** Data records follows **

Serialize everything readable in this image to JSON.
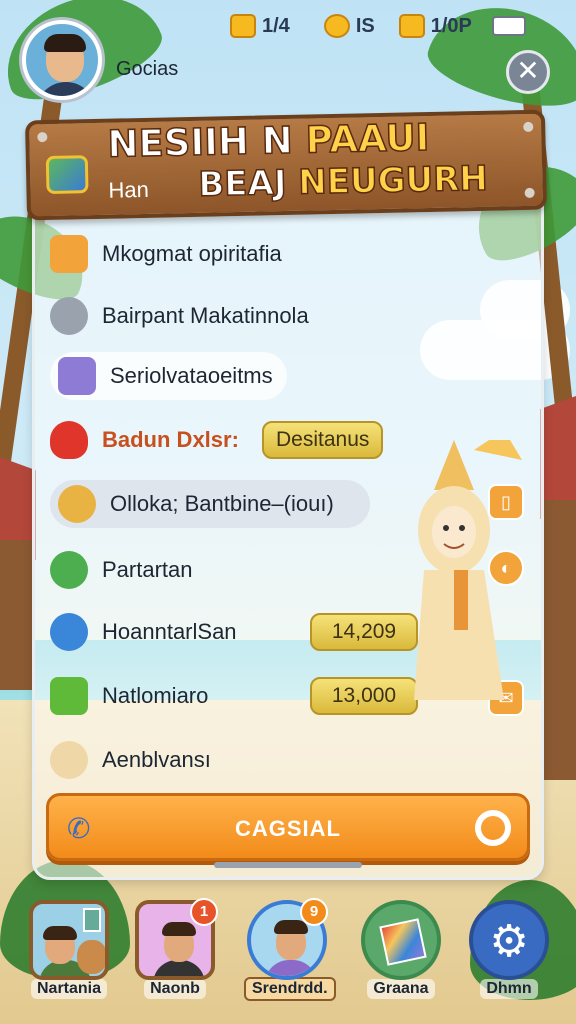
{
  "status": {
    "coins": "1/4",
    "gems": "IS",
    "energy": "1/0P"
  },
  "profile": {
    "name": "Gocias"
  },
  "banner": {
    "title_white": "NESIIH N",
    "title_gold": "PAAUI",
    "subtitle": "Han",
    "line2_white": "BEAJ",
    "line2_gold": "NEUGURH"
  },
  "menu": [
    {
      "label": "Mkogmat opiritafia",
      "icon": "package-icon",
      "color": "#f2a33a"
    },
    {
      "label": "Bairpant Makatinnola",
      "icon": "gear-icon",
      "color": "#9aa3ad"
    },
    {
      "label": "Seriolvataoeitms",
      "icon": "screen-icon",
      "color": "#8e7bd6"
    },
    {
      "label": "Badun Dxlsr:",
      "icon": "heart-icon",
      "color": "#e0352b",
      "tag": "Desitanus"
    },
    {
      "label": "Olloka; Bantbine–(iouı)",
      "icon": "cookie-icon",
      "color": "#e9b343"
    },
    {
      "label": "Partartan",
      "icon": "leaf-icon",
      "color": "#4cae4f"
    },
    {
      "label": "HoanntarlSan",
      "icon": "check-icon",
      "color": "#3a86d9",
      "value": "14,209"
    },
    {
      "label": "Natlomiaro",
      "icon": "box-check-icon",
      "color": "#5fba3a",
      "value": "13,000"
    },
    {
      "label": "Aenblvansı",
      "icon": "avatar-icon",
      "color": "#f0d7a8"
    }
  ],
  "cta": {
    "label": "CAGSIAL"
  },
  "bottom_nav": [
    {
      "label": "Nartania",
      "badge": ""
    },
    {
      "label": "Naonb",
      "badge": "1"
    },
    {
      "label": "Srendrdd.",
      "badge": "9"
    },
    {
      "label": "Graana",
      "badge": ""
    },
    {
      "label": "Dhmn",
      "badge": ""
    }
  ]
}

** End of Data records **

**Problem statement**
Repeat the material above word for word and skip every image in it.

**Task solution**
Serialize everything readable in this image to JSON.
{
  "status": {
    "coins": "1/4",
    "gems": "IS",
    "energy": "1/0P"
  },
  "profile": {
    "name": "Gocias"
  },
  "banner": {
    "title_white": "NESIIH N",
    "title_gold": "PAAUI",
    "subtitle": "Han",
    "line2_white": "BEAJ",
    "line2_gold": "NEUGURH"
  },
  "menu": [
    {
      "label": "Mkogmat opiritafia",
      "icon": "package-icon",
      "color": "#f2a33a"
    },
    {
      "label": "Bairpant Makatinnola",
      "icon": "gear-icon",
      "color": "#9aa3ad"
    },
    {
      "label": "Seriolvataoeitms",
      "icon": "screen-icon",
      "color": "#8e7bd6"
    },
    {
      "label": "Badun Dxlsr:",
      "icon": "heart-icon",
      "color": "#e0352b",
      "tag": "Desitanus"
    },
    {
      "label": "Olloka; Bantbine–(iouı)",
      "icon": "cookie-icon",
      "color": "#e9b343"
    },
    {
      "label": "Partartan",
      "icon": "leaf-icon",
      "color": "#4cae4f"
    },
    {
      "label": "HoanntarlSan",
      "icon": "check-icon",
      "color": "#3a86d9",
      "value": "14,209"
    },
    {
      "label": "Natlomiaro",
      "icon": "box-check-icon",
      "color": "#5fba3a",
      "value": "13,000"
    },
    {
      "label": "Aenblvansı",
      "icon": "avatar-icon",
      "color": "#f0d7a8"
    }
  ],
  "cta": {
    "label": "CAGSIAL"
  },
  "bottom_nav": [
    {
      "label": "Nartania",
      "badge": ""
    },
    {
      "label": "Naonb",
      "badge": "1"
    },
    {
      "label": "Srendrdd.",
      "badge": "9"
    },
    {
      "label": "Graana",
      "badge": ""
    },
    {
      "label": "Dhmn",
      "badge": ""
    }
  ]
}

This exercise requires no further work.